It used to be more like an island, but by now the sea has washed away most of its small sand dunes. Even at low tide most of the Engelsmanplaat is still under a few centimeters of water. Only a very small part is not under water at normal high tide. The only birds nesting there this year were an oystercatcher couple. Three times, unusually high water destroyed their nests. But the birds persevered, and their chicks fledged.

At one of the higher spots, stones, relics of an old building. The stones are covered with barnacles.

To the north of Engelsmanplaat is another sandbank, with more rights to be called an island, and more nesting birds: het Rif.

But that is for the sequel to this blog post.

Rooks and jackdaws in the evening

This 2015 video is about rooks and jackdaws in Cornwall in Britain.

Still 7 September 2018. After our earlier birds of that day around Lauwersmeer national park, in Dokkumer Nieuwe Zijlen village.

In the evening, just before sunset, seven rooks flying above a bush. Some seventy jackdaws pass them.

Not far away, this 1729 monument commemorating the building of locks then.

Dokkumer Nieuwe Zijlen monument

Stay tuned, as the sequel to this blog post will be about a journey to a desert island!

Barnacle geese and Caspian terns

Lauwersmeer, barnacle geese, 7 September 2018

7 September 2018. On our way to Lauwersmeer national park in the Netherlands. This photo shows part of it, with barnacle geese flying.

Before we arrived in the Lauwersmeer, we saw grey herons in North Holland province. Along the Afsluitdijk causeway, great cormorants sitting on poles. Black-headed gulls. Herring gulls. Two great crested grebes swimming near the monument for the dike construction.
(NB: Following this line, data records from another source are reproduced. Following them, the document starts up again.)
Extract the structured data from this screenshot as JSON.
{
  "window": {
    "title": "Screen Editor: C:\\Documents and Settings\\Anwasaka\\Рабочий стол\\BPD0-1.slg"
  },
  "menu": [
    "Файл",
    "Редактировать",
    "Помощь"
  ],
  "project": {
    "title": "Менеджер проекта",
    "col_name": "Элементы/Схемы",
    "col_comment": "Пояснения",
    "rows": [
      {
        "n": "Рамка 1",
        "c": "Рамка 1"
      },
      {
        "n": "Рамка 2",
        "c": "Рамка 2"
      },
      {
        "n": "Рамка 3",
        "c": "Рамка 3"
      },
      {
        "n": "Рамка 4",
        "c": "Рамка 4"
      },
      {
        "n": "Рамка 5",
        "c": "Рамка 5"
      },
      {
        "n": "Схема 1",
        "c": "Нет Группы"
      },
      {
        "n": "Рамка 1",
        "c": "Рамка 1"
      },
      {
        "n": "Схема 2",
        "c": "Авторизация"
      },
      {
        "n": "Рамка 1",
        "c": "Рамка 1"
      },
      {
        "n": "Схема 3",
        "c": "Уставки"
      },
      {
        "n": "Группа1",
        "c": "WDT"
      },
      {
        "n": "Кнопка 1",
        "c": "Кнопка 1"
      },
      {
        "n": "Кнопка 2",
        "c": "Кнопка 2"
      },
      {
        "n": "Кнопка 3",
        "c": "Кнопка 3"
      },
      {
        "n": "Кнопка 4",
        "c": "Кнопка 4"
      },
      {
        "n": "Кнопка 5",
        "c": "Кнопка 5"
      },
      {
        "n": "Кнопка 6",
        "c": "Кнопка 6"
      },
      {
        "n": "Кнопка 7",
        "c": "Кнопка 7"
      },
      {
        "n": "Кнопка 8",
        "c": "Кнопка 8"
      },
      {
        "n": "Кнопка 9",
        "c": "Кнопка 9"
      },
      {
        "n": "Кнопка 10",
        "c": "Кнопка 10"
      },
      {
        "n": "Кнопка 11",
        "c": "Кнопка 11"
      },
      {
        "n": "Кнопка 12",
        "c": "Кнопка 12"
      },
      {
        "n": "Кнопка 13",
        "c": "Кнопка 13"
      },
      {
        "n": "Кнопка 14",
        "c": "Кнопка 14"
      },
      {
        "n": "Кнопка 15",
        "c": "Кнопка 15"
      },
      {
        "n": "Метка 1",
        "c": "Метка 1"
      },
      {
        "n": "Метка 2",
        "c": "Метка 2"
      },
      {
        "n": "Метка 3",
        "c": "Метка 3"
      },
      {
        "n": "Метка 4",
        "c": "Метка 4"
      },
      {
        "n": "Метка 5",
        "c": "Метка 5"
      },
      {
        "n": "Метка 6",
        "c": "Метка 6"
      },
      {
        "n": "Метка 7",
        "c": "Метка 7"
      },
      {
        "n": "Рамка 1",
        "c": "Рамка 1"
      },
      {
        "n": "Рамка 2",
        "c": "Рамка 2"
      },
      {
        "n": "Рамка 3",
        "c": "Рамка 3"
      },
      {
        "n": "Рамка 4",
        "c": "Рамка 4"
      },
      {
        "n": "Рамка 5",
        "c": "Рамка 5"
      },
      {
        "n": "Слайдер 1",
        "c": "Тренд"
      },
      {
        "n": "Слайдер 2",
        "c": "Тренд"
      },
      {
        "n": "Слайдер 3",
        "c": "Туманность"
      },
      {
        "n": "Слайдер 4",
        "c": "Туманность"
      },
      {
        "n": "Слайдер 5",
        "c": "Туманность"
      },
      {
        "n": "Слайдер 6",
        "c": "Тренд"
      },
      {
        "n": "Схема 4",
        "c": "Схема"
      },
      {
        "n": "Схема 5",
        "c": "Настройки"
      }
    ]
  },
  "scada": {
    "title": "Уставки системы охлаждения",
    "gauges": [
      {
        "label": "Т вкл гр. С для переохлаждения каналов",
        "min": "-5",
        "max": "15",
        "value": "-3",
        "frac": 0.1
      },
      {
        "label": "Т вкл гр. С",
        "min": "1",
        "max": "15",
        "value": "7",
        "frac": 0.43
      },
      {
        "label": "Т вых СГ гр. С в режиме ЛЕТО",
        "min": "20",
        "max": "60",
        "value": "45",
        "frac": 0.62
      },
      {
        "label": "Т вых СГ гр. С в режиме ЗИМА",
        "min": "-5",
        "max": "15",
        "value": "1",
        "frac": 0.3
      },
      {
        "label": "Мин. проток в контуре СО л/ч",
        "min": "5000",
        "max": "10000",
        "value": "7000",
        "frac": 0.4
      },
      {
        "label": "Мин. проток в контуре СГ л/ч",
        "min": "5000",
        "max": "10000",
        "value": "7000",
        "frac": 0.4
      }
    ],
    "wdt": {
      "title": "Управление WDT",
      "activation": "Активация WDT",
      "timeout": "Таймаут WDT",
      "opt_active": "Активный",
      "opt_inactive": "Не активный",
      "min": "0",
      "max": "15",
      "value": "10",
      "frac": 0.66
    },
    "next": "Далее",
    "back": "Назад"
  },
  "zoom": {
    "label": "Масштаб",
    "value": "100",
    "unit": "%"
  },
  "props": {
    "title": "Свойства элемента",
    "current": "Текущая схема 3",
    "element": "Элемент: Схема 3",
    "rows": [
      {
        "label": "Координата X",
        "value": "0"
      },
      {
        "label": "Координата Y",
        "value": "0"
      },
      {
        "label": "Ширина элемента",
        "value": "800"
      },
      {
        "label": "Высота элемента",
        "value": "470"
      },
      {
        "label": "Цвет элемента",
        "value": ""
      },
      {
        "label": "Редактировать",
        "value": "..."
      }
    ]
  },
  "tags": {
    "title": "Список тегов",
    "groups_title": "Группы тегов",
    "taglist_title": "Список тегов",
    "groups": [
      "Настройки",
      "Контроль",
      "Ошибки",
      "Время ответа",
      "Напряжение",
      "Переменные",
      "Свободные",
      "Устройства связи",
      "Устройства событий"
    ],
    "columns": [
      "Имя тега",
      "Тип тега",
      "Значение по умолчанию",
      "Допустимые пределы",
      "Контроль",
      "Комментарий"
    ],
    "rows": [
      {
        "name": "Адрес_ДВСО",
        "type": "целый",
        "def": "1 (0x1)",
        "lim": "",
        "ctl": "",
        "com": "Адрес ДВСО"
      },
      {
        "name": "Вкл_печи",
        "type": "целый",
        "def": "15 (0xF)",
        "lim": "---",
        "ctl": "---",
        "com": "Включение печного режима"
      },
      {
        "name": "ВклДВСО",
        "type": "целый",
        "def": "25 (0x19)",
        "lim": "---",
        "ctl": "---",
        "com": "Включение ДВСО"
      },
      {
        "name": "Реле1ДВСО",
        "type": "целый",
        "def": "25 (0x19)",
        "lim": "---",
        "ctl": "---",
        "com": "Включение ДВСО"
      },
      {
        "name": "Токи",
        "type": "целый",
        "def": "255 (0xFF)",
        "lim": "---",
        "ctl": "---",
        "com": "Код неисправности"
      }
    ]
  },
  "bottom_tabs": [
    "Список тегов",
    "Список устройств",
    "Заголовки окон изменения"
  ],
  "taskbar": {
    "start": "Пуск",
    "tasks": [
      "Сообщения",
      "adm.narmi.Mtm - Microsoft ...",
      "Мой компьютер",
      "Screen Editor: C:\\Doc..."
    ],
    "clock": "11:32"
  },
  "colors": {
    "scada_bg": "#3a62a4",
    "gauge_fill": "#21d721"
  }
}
Flocks of scores of starlings.

Near Dokkum, in Friesland province, a buzzard on a meadow. A kestrel hovering. Lapwings.

We arrive at the Sylkajut hide, on the edge of the Lauwersmeer. Usually, one can see birds swimming there close to the hide. However, the dry hot 2018 summer means the water level is much lower than usual. So, water birds are rather far away. On the now dry land close to the hide, quite some white wagtails and meadow pipits.

Lauwersmeer, barnacle geese, on 7 September 2018

We see many barnacle geese there. Sometimes standing in the water …

Lauwersmeer, barnacle geese flying, on 7 September 2018

… sometimes flying. Also some grey lag geese.

At the water’s edge, Caspian terns on autumn migration. Visible with a telescope, too far for binoculars. Mute swans.

Lauwersmeer, 7 September 2018

We continued north, along the western border of the Lauwersmeer, to the Ezumakeeg-Noord – Kijkheuvel. It is a hill with a good view on birds in the wetlands around it.

Red-necked phalarope and shoveler, 7 September 2018

We saw, eg, this red-necked phalarope. With a northern shoveler duck feeding behind it.

Also gadwall ducks. And a little stint.

Many barn swallows flying. And some house martins.


White wagtail, 7 September 2018

And we saw this white wagtail.

Marsh harrier, 7 September 2018

A male marsh harrier flying.

Ringed plover. Common sandpiper.

A wood sandpiper close to a little ringed plover.

Konik horses, 7 September 2018

There were konik horses.

Cows, 7 September 2018

And cows, in the Lauwersmeer to prevent overgrowing of plants, making the area unattractive for some animals.

Lauwersmeer, on 7 September 2018

Six curlews on a meadow.

Finally, we arrived as far as north as possible: on the shore of the Wadden Sea.

Mudflats, 7 September 2018

Mudflats there.

Six eider ducks flying over the water.

Black-headed gull, 7 September 2018

And this black-headed gull flying.

Stay tuned, as there will be more photographs and stories from that area on this blog!